Only the lines that include "kind" should be copied from the data below.

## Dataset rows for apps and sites
=== Begin Enclosure ===

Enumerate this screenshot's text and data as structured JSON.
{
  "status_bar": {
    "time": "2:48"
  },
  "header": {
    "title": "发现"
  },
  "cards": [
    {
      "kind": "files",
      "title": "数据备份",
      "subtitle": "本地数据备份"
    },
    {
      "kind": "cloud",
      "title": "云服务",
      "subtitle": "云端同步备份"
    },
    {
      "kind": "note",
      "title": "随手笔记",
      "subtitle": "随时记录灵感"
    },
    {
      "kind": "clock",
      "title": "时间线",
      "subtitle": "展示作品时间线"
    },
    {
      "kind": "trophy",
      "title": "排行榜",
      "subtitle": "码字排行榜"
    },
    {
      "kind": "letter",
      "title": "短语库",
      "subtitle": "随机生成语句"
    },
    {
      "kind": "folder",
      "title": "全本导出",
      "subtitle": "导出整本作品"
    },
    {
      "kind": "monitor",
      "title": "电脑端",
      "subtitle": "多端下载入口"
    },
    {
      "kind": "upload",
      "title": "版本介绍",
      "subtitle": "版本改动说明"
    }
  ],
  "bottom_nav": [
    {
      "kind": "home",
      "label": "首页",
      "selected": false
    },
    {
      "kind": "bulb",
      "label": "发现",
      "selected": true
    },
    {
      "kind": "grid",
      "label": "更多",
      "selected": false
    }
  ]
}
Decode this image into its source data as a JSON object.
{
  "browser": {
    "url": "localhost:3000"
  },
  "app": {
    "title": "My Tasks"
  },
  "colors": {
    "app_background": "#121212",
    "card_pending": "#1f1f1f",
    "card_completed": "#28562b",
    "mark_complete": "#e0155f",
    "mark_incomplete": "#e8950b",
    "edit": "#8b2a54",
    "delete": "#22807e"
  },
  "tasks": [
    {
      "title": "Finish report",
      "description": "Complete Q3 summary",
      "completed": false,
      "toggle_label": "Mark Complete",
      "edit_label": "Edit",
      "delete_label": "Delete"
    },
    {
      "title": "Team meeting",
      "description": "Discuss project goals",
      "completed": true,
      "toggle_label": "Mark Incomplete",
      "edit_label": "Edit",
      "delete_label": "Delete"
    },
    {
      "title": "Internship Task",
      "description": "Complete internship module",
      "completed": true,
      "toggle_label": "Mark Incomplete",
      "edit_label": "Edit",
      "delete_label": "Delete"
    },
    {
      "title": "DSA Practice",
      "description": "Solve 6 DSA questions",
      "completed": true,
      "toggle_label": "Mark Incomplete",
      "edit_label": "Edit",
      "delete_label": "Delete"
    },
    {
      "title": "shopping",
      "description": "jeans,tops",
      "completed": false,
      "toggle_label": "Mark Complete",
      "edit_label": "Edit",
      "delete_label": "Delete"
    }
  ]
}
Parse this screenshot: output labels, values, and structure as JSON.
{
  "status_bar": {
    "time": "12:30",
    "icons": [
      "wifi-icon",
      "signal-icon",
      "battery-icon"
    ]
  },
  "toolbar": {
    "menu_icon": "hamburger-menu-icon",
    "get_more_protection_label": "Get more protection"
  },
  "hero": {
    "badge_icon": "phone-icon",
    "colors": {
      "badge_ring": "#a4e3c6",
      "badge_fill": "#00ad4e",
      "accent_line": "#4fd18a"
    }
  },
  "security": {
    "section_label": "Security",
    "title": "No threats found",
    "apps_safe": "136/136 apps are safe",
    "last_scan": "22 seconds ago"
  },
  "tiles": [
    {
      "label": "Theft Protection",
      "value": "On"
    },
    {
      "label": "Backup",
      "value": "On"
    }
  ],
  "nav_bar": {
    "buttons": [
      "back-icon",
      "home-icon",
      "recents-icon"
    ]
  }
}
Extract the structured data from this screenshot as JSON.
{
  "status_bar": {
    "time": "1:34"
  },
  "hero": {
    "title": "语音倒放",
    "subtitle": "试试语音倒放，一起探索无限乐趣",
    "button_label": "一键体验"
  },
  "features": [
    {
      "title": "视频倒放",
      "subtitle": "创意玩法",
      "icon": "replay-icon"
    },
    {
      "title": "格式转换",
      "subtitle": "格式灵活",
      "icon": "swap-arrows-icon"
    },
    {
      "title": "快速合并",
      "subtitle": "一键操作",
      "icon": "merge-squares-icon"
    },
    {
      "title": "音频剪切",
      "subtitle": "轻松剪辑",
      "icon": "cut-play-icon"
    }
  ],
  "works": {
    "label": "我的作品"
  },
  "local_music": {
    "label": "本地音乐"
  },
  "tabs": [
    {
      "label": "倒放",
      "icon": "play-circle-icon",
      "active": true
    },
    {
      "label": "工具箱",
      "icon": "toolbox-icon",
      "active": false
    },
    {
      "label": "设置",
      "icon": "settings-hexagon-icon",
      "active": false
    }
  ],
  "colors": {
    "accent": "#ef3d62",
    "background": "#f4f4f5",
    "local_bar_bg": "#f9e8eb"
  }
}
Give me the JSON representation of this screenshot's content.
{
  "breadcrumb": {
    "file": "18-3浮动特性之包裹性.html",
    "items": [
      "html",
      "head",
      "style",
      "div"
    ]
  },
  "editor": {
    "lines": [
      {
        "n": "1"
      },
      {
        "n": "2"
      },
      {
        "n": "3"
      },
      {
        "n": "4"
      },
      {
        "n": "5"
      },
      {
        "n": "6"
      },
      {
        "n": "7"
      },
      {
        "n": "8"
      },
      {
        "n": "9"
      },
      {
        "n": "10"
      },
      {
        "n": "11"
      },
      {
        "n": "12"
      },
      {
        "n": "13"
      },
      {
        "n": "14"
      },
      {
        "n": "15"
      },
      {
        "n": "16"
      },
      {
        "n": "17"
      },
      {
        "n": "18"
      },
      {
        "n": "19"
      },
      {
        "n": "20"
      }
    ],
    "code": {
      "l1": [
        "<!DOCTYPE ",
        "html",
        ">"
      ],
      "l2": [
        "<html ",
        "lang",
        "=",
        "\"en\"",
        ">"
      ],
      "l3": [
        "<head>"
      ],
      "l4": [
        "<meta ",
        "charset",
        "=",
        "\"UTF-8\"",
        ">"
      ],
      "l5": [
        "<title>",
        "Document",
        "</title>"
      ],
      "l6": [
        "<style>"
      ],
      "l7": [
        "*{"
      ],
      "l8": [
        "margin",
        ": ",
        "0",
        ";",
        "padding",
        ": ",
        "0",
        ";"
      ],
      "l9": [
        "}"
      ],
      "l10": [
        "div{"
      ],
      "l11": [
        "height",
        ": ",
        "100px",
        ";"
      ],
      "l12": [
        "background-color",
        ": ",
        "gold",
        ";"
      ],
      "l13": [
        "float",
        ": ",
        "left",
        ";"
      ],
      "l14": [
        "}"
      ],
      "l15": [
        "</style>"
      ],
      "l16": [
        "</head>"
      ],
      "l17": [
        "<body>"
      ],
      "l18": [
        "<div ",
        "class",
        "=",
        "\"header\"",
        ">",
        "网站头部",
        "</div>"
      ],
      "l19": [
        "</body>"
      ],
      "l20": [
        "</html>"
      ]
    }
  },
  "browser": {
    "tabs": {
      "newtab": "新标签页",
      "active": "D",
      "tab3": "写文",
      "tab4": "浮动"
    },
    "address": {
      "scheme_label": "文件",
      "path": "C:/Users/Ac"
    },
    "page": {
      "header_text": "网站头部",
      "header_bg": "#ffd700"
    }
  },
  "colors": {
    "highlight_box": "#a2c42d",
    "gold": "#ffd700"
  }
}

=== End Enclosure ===

## Solution to the exercise
      "kind": "files",
      "kind": "cloud",
      "kind": "note",
      "kind": "clock",
      "kind": "trophy",
      "kind": "letter",
      "kind": "folder",
      "kind": "monitor",
      "kind": "upload",
      "kind": "home",
      "kind": "bulb",
      "kind": "grid",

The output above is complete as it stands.